When you present an agreed-upon settlement to the courts for review, there is no trial and a judge only needs to review the terms before granting the divorce. In some states this can happen in as little as a month.
On the flip side, if you cannot resolve issues such as child custody, alimony, child support or how to divide assets, then you will need to either go through mediation, arbitration, or a trial to decide these major points.
This will add a considerable amount of time (and expenses) to your divorce, perhaps as much as a year or more. In many states, child support and alimony amounts are often pre-determined, but can still be a flash point among couples.
Couples who have been married for a long time may also have accrued considerable assets or have business interests together. Trying to decide the value of these assets and then coming up with an equitable distribution can be particularly challenging.
Many times, outside experts must be brought in to determine valuations which can then be used as evidence in a divorce trial.
In community property states, these assets are divided equally and on a 50/50 basis which simplifies things.
But in states where equitable distribution is the method by which assets are divided, the task can be much more daunting and complex because equitable does not always mean a 50/50 split.
How Much Does It Cost to Get a Divorce?
If you are seeking an uncontested divorce but you do not have funds to pay the filing fees which can run anywhere from $200 to $500 or more, then you may be able to request a fee waiver from the courts.
If approved, you will not have to pay any filing fees. You will be required to submit some financial information to support your claim, but ultimately you may not have to pay anything but a few incidentals that can vary from state to state.
If you decide to hire a divorce attorney, you can expect to pay anywhere from $150 to $400 or more per hour for their services.

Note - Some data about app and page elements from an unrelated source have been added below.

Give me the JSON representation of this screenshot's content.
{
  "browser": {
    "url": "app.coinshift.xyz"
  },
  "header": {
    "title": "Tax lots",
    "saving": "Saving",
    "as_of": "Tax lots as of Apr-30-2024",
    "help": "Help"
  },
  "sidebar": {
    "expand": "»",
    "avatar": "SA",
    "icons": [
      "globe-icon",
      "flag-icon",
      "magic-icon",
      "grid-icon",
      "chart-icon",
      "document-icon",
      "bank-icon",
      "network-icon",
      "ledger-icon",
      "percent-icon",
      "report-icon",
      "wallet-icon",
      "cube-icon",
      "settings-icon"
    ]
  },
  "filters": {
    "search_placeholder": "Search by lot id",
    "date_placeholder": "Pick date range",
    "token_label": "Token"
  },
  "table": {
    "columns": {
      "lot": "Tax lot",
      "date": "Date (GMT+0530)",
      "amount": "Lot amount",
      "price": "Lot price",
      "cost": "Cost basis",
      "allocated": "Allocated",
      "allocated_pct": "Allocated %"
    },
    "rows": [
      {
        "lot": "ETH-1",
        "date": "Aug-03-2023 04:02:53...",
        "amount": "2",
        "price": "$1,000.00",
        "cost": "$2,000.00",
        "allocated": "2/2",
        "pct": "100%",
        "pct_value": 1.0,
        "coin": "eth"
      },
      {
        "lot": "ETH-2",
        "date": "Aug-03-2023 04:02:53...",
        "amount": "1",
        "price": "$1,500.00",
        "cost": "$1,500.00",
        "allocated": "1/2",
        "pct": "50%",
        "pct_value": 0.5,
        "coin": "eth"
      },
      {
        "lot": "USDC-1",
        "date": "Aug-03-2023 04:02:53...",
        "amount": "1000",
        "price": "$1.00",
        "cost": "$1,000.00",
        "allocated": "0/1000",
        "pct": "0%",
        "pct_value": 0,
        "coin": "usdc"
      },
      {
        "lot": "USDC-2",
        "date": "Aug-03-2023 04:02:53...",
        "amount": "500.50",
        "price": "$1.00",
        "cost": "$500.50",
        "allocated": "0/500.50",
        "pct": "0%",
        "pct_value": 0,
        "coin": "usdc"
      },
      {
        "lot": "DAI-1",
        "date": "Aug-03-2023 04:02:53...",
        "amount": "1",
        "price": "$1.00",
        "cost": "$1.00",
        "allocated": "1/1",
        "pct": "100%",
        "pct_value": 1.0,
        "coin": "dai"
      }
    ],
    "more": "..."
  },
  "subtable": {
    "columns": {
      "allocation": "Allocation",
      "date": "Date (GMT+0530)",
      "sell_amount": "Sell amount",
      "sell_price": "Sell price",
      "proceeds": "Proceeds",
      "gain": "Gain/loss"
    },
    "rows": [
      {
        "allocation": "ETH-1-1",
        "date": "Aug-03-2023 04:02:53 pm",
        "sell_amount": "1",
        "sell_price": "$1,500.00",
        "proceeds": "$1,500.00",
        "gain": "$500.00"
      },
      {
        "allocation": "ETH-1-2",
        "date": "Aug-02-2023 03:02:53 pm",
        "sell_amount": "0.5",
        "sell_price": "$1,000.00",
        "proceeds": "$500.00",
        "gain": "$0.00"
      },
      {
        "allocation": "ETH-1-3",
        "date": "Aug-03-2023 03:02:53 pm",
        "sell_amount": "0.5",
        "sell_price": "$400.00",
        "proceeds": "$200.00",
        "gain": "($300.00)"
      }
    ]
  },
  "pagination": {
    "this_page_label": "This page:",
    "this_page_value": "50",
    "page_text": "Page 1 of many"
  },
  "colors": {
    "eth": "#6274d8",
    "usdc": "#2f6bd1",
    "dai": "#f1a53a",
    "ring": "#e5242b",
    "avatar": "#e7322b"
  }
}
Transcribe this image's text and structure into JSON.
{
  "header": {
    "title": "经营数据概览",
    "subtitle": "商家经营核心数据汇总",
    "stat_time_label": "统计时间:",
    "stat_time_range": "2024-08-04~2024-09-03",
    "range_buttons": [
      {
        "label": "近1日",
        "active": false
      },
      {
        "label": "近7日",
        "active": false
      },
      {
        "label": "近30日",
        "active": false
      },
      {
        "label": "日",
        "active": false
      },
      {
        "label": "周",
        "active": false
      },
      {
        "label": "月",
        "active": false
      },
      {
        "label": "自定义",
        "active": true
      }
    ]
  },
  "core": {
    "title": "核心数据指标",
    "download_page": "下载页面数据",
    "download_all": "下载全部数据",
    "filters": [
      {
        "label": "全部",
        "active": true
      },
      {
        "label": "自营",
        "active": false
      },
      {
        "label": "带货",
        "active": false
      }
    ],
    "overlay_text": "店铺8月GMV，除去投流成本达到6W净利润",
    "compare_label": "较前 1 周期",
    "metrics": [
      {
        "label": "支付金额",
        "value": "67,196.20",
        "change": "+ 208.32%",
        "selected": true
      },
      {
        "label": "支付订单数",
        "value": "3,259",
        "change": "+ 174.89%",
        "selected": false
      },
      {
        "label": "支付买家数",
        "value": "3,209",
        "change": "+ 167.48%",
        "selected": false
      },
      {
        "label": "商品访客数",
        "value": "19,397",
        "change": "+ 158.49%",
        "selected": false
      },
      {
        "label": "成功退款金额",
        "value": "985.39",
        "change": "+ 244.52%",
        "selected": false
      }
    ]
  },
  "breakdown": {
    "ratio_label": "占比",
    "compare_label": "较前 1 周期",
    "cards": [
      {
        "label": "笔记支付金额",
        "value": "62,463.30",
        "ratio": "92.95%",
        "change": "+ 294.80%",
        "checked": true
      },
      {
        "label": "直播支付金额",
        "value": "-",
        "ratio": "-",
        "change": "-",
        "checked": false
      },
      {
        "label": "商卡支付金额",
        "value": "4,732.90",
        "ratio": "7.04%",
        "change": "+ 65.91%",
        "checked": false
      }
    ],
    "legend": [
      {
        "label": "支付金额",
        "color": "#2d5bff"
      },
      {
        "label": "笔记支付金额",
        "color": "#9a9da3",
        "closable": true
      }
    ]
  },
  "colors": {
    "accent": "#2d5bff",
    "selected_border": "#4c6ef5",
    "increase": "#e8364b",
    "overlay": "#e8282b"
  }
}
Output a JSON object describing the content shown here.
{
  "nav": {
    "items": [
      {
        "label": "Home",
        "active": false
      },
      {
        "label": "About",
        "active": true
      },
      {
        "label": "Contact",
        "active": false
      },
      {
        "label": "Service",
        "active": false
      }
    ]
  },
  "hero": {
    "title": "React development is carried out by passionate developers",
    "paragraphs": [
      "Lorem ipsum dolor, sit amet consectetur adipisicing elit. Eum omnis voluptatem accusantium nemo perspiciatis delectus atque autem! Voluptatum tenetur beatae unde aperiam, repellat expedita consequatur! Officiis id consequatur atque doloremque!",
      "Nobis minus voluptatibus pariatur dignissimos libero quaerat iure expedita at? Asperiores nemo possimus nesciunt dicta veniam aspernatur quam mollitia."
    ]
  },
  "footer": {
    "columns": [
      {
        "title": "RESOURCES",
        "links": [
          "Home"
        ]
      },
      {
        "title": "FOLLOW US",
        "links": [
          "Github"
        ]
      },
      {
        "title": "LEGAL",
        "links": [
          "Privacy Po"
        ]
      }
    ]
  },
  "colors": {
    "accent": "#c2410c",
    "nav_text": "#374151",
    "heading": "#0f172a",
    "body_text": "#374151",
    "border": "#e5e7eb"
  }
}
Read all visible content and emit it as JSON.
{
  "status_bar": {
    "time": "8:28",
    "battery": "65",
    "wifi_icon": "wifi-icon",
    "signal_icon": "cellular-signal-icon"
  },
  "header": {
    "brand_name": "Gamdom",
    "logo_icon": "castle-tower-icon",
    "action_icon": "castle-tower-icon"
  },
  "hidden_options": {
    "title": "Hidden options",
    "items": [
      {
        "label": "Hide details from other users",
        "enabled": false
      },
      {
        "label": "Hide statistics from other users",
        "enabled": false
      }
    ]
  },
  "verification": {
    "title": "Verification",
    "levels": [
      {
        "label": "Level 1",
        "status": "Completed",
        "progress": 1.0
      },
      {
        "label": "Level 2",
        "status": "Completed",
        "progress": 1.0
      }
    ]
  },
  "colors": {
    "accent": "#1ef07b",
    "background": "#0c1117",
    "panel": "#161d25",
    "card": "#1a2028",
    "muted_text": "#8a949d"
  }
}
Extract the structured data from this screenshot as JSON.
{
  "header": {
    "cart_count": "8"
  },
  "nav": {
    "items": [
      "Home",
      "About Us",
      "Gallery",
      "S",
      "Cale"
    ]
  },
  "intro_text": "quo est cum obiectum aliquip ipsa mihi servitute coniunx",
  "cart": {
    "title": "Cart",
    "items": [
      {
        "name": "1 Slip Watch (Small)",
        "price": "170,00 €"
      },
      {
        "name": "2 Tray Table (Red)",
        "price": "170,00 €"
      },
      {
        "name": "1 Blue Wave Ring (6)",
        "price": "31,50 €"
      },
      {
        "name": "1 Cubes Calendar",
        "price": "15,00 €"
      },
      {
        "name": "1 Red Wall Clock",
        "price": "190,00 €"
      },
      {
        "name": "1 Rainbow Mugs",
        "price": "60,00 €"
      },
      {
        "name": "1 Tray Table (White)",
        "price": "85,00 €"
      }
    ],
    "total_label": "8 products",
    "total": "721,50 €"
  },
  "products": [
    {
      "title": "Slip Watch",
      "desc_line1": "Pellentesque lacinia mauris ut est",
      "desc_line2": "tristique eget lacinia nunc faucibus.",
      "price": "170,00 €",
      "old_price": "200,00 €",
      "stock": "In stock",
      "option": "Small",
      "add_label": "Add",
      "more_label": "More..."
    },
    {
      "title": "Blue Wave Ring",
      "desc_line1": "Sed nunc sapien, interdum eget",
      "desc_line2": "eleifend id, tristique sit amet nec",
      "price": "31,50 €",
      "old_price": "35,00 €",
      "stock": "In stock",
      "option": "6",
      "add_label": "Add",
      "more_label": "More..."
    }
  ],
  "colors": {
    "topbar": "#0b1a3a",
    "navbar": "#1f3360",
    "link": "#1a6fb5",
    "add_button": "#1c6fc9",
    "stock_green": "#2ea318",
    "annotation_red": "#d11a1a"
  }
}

It just depends on the attorney you select and the area you live. Chances are you will also need to pay a retainer up front which may run $5,000 to $10,000 or more, depending on the attorney and the complexities of your case.
If you choose arbitration, expect that your costs will be somewhere between $3,00 to $7,000 and possibly more.
The same may hold true if you retain the services of a mediator which is sometimes ordered by a judge in some divorces.
Fully contested divorces where the spouses are in dispute about many things are the costliest of all divorces.
If the assets are considerable, outside experts may need to be brought in, negotiations can take months, and legal bills can be considerable.
Looking for more great tips to help you get through divorce? Here are a few of our favorite guides and resources: